"If you enforce something in the name of UCC, then it will kill the diversity and plurality of the country. It's not right to look at it from a Muslim perspective because Indian diversity also comprises of Dalits and Tribals. There are different traditions in Hinduism as well," he said.
Owaisi said the government's "real agenda" was to focus on Muslims and polarise the society.
Reacting to the issue, former law minister and Congress leader Veerappa Moily said it will be difficult to implement UCC in a country like India where various communities and groups are governed by personal laws.
"In a country of this nature, implementation of Uniform Civil Code is next to impossible," he said adding no one should take it as a communal agenda or a Hindu versus Muslim issue. He said 200-300 personal laws exist in India covering various communities.

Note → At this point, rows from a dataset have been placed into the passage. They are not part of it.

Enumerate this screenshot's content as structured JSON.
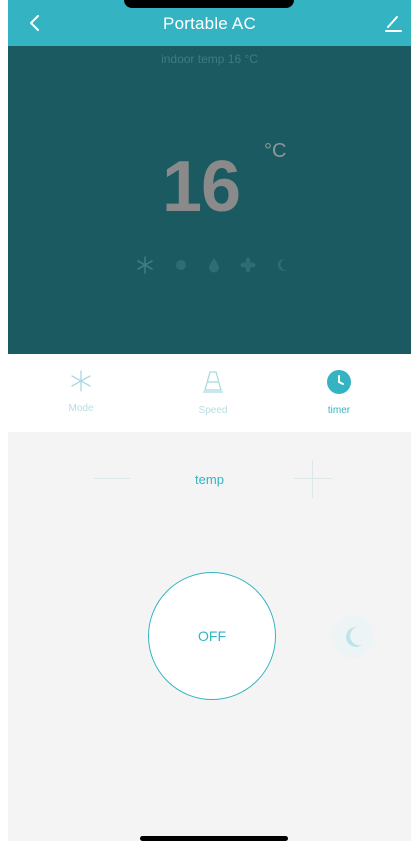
{
  "header": {
    "title": "Portable AC",
    "back_icon": "chevron-left-icon",
    "edit_icon": "edit-icon"
  },
  "display": {
    "indoor_temp": "indoor temp 16 °C",
    "set_temp": "16",
    "unit": "°C",
    "mode_icons": [
      "snowflake-icon",
      "dot-icon",
      "drop-icon",
      "fan-icon",
      "moon-icon"
    ]
  },
  "tabs": [
    {
      "label": "Mode",
      "icon": "snowflake-icon",
      "active": false
    },
    {
      "label": "Speed",
      "icon": "cone-icon",
      "active": false
    },
    {
      "label": "timer",
      "icon": "clock-icon",
      "active": true
    }
  ],
  "control": {
    "temp_label": "temp",
    "power_label": "OFF",
    "sleep_icon": "moon-icon"
  },
  "colors": {
    "accent": "#34b3c3",
    "display_bg": "#1c5a62",
    "control_bg": "#f4f4f4"
  }
}
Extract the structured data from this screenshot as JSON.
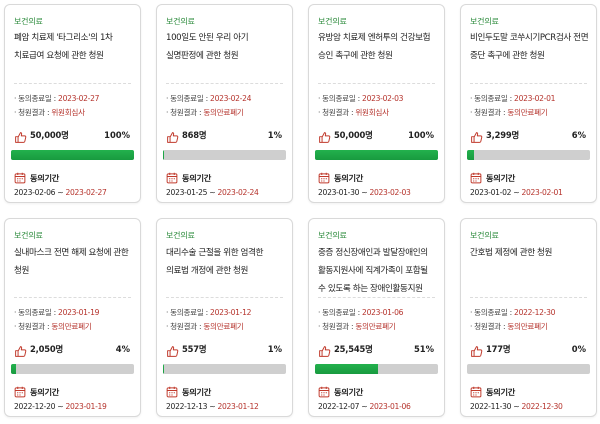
{
  "labels": {
    "end_date": "동의종료일 : ",
    "result": "청원결과 : ",
    "period": "동의기간",
    "tilde": " ~ "
  },
  "colors": {
    "category": "#2a8a3a",
    "accent_red": "#b5332c",
    "progress_fill": "#1fa847",
    "progress_track": "#cfcfcf"
  },
  "icons": {
    "count": "thumbs-up-icon",
    "period": "calendar-icon"
  },
  "cards": [
    {
      "category": "보건의료",
      "title": "폐암 치료제 '타그리소'의 1차 치료급여 요청에 관한 청원",
      "end_date": "2023-02-27",
      "result": "위원회심사",
      "count": "50,000명",
      "percent": "100%",
      "progress": 100,
      "period_start": "2023-02-06",
      "period_end": "2023-02-27"
    },
    {
      "category": "보건의료",
      "title": "100일도 안된 우리 아기 실명판정에 관한 청원",
      "end_date": "2023-02-24",
      "result": "동의만료폐기",
      "count": "868명",
      "percent": "1%",
      "progress": 1,
      "period_start": "2023-01-25",
      "period_end": "2023-02-24"
    },
    {
      "category": "보건의료",
      "title": "유방암 치료제 엔허투의 건강보험 승인 촉구에 관한 청원",
      "end_date": "2023-02-03",
      "result": "위원회심사",
      "count": "50,000명",
      "percent": "100%",
      "progress": 100,
      "period_start": "2023-01-30",
      "period_end": "2023-02-03"
    },
    {
      "category": "보건의료",
      "title": "비인두도말 코쑤시기PCR검사 전면 중단 촉구에 관한 청원",
      "end_date": "2023-02-01",
      "result": "동의만료폐기",
      "count": "3,299명",
      "percent": "6%",
      "progress": 6,
      "period_start": "2023-01-02",
      "period_end": "2023-02-01"
    },
    {
      "category": "보건의료",
      "title": "실내마스크 전면 해제 요청에 관한 청원",
      "end_date": "2023-01-19",
      "result": "동의만료폐기",
      "count": "2,050명",
      "percent": "4%",
      "progress": 4,
      "period_start": "2022-12-20",
      "period_end": "2023-01-19"
    },
    {
      "category": "보건의료",
      "title": "대리수술 근절을 위한 엄격한 의료법 개정에 관한 청원",
      "end_date": "2023-01-12",
      "result": "동의만료폐기",
      "count": "557명",
      "percent": "1%",
      "progress": 1,
      "period_start": "2022-12-13",
      "period_end": "2023-01-12"
    },
    {
      "category": "보건의료",
      "title": "중증 정신장애인과 발달장애인의 활동지원사에 직계가족이 포함될 수 있도록 하는 장애인활동지원",
      "end_date": "2023-01-06",
      "result": "동의만료폐기",
      "count": "25,545명",
      "percent": "51%",
      "progress": 51,
      "period_start": "2022-12-07",
      "period_end": "2023-01-06"
    },
    {
      "category": "보건의료",
      "title": "간호법 제정에 관한 청원",
      "end_date": "2022-12-30",
      "result": "동의만료폐기",
      "count": "177명",
      "percent": "0%",
      "progress": 0,
      "period_start": "2022-11-30",
      "period_end": "2022-12-30"
    }
  ]
}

BJP national secretary Sidharth Nath Singh said the Law Commission is taking opinion of all the stakeholders on the issue following which it will form a "considered opinion" and give it to the Supreme Court.
"Now it is for the Muslim Personal Law Board to consider whether they want to be part of the stakeholders or they want to be an individual identity... If Personal Law Board people are misinformed, I cannot do much about it," he said.
Singh also referred to some international declarations and countries like Turkey, Iran and Indonesia saying they changed law to ensure gender equality. He said it was a move towards building a progressive society.
JD(U) MP Ali Anwar asked the government why it was only
focusing on Muslims and said it is not the time to start such a debate. "They want to polarise the society."
Shiv Sena's Sanjay Raut said "for how long the Muslims will stay away from the national mainstream. The Muslim Law Board should support the UCC as it will help the community, especially the women to come out of misery.
"Our party's stand is 'one code, one law' and it should be viewed as a national issue rather than religious one."
In his reaction, Owaisi said those pushing for UCC were not aware of India's pluralism and diversity.
"They are not understanding India's beauty where there is a different culture every 200-300 kms. If you make one culture to all, then its not going to work. MIM will certainly respond to the questionnaire," he said.
He said, "We have given cultural rights to people of Mizoram and Nagaland. Are you going to end that?"
Making perhaps the first such move, the Law Commission had on October 7 sought feedback from public on whether the practice of triple talaq be abolished and whether a uniform civil code should be optional.